Ombudsman appointed to expedite resolutions

Students encountering problems at Florida A&M University finally have somewhere they can go to seek a resolution.

Ruth Campbell, Esq., is the new University ombudsman, as well as executive assistant to the Vice President of Student Affairs, Patricia Green-Powell.

According to Campbell, the mission of her office is “to enhance the collegial environment here at FAMU.” This means that she will “basically be a listening ear to students, faculty as well as staff.”

Campbell’s duties include responding to any queries students may have, referring people to the right offices, listening to their complaints, investigating troubling issues and generally trying to bring resolution to the many problems students, staff and faculty face at a university, she explained.

“I can help you with answering questions or direct you to a person that can; or I can be a last resort in that you’ve gone through the procedures. Maybe the process is going slow, and you don’t know why people keep putting you off, or the end result was not what you thought was fair or what you thought was right, then I can come in. I can investigate, and I can put things together to try to explain what happened and come to a resolution.”

According to Green-Powell, the University has been without an ombudsman for the past six to nine months.

Fleur Williams, 21, a food science student from Antigua, was thrilled to learn the University has a new ombudsman.

“I think that’s just wonderful,” Williams said.

“Students have many issues that they need resolved and they do not know who to speak to.”

Campbell, an Atlanta native, has a bachelor’s degree in business administration from Georgia State University and a law degree from the University of Florida. She is also a certified Florida Supreme Court mediator and a member of the Florida Bar.

Campbell said so far she has had a variety of student issues brought to her attention ranging from financial aid to miscommunication between students and faculty.

However, financial aid, transcripts and housing are among the more prevalent.

When students come to Cambell’s office, they are asked to fill out a form that lists some of the areas in which they might have concerns.

Students can also choose “other” and write down their own concerns that are not listed.

The reverse side of the sheet explains what her office is about.

While some students are already visiting Campbell, others do not even know what an ombudsman is, and even more students are only now realizing that Campbell’s services are available to them.

Williams said that besides just filling the position, she hopes the University informs students on what an ombudsman is and where they can contact the University ombudsman, or else “[filling the position] is useless.”

Sheena Sewell, a senior food science student from Pembroke Pines, admitted to previously hearing the term ombudsman, but not being able to fully explain the duties associated with the position.

Rick Anderson, a freshman general studies student from Indianapolis shares Williams’ sentiment.

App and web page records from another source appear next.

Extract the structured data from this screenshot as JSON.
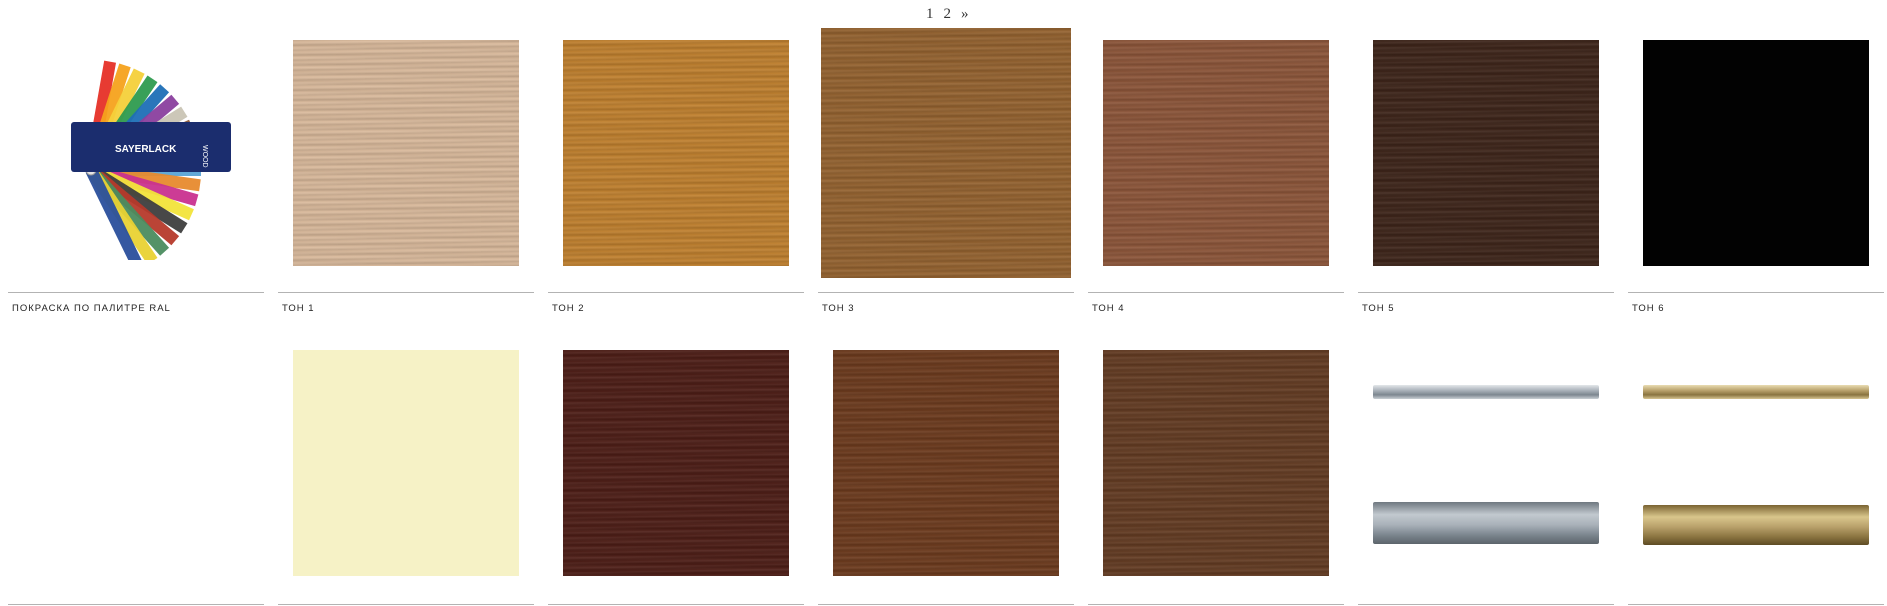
{
  "pagination": {
    "pages": [
      "1",
      "2"
    ],
    "next": "»"
  },
  "row1": [
    {
      "label": "ПОКРАСКА ПО ПАЛИТРЕ RAL",
      "kind": "fan",
      "fan_brand": "SAYERLACK",
      "fan_sub": "WOOD"
    },
    {
      "label": "ТОН 1",
      "color": "#d9b99b"
    },
    {
      "label": "ТОН 2",
      "color": "#c0802e"
    },
    {
      "label": "ТОН 3",
      "color": "#94622f"
    },
    {
      "label": "ТОН 4",
      "color": "#8c5539"
    },
    {
      "label": "ТОН 5",
      "color": "#3d2419"
    },
    {
      "label": "ТОН 6",
      "color": "#020202"
    }
  ],
  "row2": [
    {
      "kind": "empty"
    },
    {
      "color": "#f6f2c6"
    },
    {
      "color": "#4d1d16"
    },
    {
      "color": "#6c3a1d"
    },
    {
      "color": "#633b22"
    },
    {
      "kind": "rail",
      "color": "#a8b0b8",
      "accent": "#7d8790"
    },
    {
      "kind": "rail",
      "color": "#b8a06a",
      "accent": "#8a7440"
    }
  ],
  "colors": {
    "divider": "#b3b3b3",
    "text": "#222222",
    "fan_card": "#1b2d6e"
  }
}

However, both agree the position would be useful on campus.

“It’s really beneficial,” Anderson said, noting that often times students need someone to talk to because their parents are so far away.

Campbell began serving as the university ombudsman in September of this year after a search committee recommended her for an interview with Green-Powell.

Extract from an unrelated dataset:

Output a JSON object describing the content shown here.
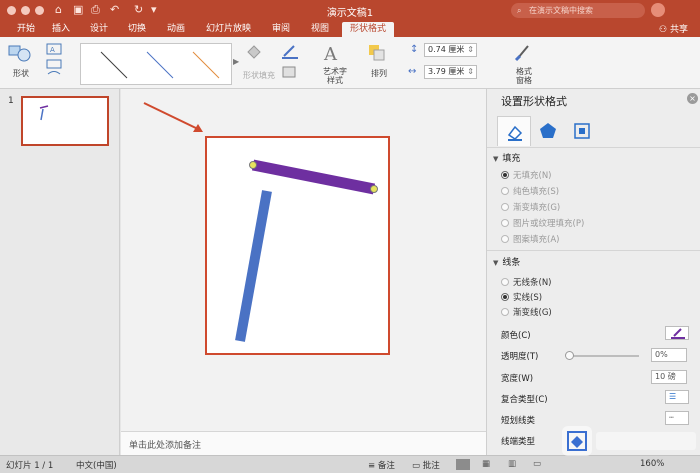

Green-Powell said that Campbell came highly recommended by the search committee, and she was very pleased with the selection.

“[Campbell] is just awesome; she will be very good for the position,” Green-Powell said.

Campbell said since working as the University ombudsman she has had to be a mediator, something she considers a big part of her job, between students and sometimes even between students and faculty members.

“My first guest was a faculty member that called because of a situation with a student, and they wanted to bring some resolution to it.”

Campbell said she was able to assist the faculty member and student, though the issue is not yet fully resolved.

“Complaints or issues don’t just get completed necessarily in a day or in an hour. It takes some time, and as long as both parties understand that, then things flow easier,” she said.

Campbell’s immediate goal as the University ombudsman is to conduct different workshops.

The first workshop, tentatively scheduled for Jan. 25 from 10 a.m. to noon, will be on the subject conflict resolution.

“I want to be able to have workshops for students, staff and faculty on how to handle conflict and how to come to reasonable resolutions.”

Campbell is looking to get the dispute resolution center to facilitate the first workshop.

She said thus far they have agreed to it.

One thing Campbell wants the students to know is her job is not to circumvent any existing procedures.

“I’m here to enhance the collegiate environment, so that means I’m not here to stop you from going through the procedures that are already set up … I’m here to change it for the better.”

The Office of the Ombudsman is located in the Foote-Hilyer Administration Center, Room 103.

Contact Kalifa Hickinson at